The primary devices with screens on which there is content, used by most of us in civilization today, are the computer, TV set, tablet, and mobile phone. People with enough money (or enough credit) are making sure they have at least one of each. Monied households with large families are accumulating screens perhaps faster than anyone in the household can count or cares to. Moreover, by any researcher’s count, the average person now spends more than half their waking hours with eyes on these screens.
The Human Effectiveness Institute (THEI) will be working with ScreenSavants, the private sector startup licensing NCM’s IP in this area, to make applications of learning to our Mission of increasing human effectiveness. We’ll be studying how specific DTags identify viewers more prone to Observer state or Flow state. We’ll be networking with interested academics including people who are working in nearby inquiries such as explaining the attraction of viewers to specific characters, deriving psychological insight from natural language utterances, linking screen content to higher values, semantic mapping, and all forms of related psycholinguistics. One reason for doing this is simply to understand — pure science. The other is for practical application to the mission of THEI, improving human effectiveness. We’ll report our progress here.

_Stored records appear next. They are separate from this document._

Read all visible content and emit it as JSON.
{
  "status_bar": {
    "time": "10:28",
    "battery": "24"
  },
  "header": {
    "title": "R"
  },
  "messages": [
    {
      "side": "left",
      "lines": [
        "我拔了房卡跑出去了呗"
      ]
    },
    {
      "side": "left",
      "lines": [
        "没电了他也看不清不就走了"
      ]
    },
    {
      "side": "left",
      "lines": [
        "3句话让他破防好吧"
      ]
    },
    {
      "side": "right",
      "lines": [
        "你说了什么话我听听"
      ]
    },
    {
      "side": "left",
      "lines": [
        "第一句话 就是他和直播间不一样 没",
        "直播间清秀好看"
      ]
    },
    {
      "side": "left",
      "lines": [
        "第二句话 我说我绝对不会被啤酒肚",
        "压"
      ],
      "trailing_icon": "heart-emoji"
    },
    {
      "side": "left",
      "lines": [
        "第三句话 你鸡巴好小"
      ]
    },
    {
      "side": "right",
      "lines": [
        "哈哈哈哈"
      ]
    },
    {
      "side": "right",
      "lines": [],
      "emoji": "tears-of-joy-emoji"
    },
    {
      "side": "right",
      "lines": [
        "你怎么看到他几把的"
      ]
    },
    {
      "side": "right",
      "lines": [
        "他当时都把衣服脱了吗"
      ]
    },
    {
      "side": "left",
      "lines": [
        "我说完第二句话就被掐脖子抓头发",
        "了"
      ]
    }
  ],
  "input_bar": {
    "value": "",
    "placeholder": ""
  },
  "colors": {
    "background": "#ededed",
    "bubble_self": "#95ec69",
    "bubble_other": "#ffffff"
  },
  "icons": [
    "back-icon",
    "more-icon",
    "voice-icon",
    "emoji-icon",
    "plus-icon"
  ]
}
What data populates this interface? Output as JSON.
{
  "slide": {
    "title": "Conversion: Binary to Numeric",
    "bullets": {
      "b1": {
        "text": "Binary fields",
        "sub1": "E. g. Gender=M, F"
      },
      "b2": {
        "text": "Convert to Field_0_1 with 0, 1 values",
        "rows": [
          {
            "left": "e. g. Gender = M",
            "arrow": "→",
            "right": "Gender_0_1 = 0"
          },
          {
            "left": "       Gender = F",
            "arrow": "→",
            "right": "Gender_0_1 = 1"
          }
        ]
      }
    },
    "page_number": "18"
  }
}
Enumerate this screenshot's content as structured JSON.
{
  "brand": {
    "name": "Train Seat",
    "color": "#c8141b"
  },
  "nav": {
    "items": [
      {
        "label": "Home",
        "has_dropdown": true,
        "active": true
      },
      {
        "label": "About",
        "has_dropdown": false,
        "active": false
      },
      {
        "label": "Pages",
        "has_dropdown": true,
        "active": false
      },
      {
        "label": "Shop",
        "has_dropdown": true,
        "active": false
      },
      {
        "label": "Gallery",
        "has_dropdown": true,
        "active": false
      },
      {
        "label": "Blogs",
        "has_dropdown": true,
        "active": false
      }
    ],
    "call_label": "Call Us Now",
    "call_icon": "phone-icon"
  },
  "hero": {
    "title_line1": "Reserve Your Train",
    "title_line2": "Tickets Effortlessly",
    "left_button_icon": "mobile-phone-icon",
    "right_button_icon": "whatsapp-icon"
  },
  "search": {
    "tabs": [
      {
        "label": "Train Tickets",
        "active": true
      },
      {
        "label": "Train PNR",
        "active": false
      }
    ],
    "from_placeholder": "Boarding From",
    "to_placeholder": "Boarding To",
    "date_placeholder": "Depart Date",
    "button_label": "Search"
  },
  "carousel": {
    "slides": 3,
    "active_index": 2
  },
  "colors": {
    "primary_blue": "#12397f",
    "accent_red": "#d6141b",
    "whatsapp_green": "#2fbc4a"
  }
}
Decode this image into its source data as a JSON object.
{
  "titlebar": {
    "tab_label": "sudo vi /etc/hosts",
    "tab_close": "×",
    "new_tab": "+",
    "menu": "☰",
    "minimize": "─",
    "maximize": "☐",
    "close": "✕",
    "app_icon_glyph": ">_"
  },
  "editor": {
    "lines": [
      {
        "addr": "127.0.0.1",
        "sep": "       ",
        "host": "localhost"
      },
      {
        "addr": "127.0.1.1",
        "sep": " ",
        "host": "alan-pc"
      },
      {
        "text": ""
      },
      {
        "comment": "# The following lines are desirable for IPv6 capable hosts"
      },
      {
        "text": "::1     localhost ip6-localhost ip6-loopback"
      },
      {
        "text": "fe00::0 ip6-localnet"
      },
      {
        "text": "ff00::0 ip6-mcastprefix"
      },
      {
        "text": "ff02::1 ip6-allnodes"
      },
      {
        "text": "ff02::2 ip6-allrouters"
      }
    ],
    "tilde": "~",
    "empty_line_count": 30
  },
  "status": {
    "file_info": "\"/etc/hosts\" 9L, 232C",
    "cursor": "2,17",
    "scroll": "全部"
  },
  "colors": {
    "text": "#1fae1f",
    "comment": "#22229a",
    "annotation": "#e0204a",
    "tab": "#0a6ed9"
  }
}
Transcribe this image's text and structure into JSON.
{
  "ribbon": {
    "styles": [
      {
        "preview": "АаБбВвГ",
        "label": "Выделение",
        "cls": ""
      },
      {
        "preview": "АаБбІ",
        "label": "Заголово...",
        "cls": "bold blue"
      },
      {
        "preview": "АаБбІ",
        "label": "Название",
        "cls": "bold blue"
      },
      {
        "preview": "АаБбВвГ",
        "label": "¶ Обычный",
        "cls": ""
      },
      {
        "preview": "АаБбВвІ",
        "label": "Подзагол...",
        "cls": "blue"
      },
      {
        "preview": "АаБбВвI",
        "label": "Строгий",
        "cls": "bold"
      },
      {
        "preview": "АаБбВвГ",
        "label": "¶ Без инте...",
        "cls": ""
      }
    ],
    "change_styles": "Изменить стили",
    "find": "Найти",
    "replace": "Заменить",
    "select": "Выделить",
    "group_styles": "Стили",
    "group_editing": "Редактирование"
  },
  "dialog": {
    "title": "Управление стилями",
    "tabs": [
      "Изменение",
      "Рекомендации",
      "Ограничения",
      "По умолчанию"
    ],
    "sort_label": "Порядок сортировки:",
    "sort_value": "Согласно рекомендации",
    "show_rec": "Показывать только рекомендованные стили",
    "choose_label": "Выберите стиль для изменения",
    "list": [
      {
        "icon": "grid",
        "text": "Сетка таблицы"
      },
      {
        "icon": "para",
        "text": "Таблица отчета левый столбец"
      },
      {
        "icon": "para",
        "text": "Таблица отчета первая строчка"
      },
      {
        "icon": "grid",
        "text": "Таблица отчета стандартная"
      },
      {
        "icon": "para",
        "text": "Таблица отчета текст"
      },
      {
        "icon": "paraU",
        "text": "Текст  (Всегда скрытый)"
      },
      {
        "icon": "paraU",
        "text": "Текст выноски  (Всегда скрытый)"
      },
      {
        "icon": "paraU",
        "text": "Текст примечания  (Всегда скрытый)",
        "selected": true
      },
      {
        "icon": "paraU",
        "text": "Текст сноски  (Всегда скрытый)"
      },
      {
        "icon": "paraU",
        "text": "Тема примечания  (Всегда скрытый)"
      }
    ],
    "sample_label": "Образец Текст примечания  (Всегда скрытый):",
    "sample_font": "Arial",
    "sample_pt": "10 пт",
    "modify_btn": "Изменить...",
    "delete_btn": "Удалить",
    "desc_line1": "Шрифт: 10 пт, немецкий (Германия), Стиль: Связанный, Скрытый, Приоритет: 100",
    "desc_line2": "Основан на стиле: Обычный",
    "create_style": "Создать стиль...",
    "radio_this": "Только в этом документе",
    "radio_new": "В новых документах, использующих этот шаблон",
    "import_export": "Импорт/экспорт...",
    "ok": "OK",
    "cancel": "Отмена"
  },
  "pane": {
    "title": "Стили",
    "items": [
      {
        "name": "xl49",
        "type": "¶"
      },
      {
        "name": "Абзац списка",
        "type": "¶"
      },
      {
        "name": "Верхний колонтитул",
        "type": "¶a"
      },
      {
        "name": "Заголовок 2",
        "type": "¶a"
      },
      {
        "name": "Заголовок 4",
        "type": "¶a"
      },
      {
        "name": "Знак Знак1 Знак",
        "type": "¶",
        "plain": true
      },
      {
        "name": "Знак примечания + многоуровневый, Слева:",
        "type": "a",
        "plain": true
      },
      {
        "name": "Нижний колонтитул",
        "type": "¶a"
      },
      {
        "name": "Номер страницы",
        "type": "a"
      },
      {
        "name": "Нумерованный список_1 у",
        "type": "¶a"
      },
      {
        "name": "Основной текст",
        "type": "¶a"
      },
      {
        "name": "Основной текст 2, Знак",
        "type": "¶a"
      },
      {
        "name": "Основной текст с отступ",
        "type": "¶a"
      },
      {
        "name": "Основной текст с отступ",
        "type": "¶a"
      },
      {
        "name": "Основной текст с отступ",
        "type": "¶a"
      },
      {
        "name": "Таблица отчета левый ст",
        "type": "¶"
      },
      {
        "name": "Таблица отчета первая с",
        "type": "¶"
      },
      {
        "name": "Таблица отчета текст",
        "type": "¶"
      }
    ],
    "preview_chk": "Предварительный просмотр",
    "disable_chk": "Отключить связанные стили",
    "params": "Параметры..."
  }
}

For a first example, consider the following graph. What does it mean?
The easiest way to explain a graph is to explain what one datapoint means. In the upper left you’ll see “Situation #2”. That is a particular DTag — and 9 out of 10 top-rated situation comedies have that DTag. None of the cancelled sitcoms have that DTag. Now look at the lower left and you’ll see “Value #50” — 8 out of 10 cancelled sitcoms have that DTag, but only 1 of the top 10 rated sitcoms has it.
If I were investing $2.5 million per average new TV series pilot I would love to know which DTags are vital to success and which drive failure. That is the business reason for all this.
For psychology, given that the biggest use of time in our civilization is screen usage, discovering the motivators of this preponderant activity yields considerable new insight into what motivates people in our culture today. That’s the science reason for it.
The attachment of DTags to TV shows happened long before the analysis of ratings and cancellations. The same DTags that worked in 1997 are still working in 2014. On the inside we haven’t changed so much.
This is the kind of science I personally get to do that is part of my passion work. I’m a very lucky guy.
The gratitude attitude and admission that the Universe may indeed be sentient are the causes I attribute to such great luck. Hope you are very lucky too!
All my best,
Follow my regular blog contribution at Jack Myers Media Network: “In Terms of ROI.” It is in the free section of the website at Bill Harvey at MediaBizBloggers.com.
My new book, You Are The Universe: Imagine That is now available. Read an excerpt and watch my videos where I talk about the book.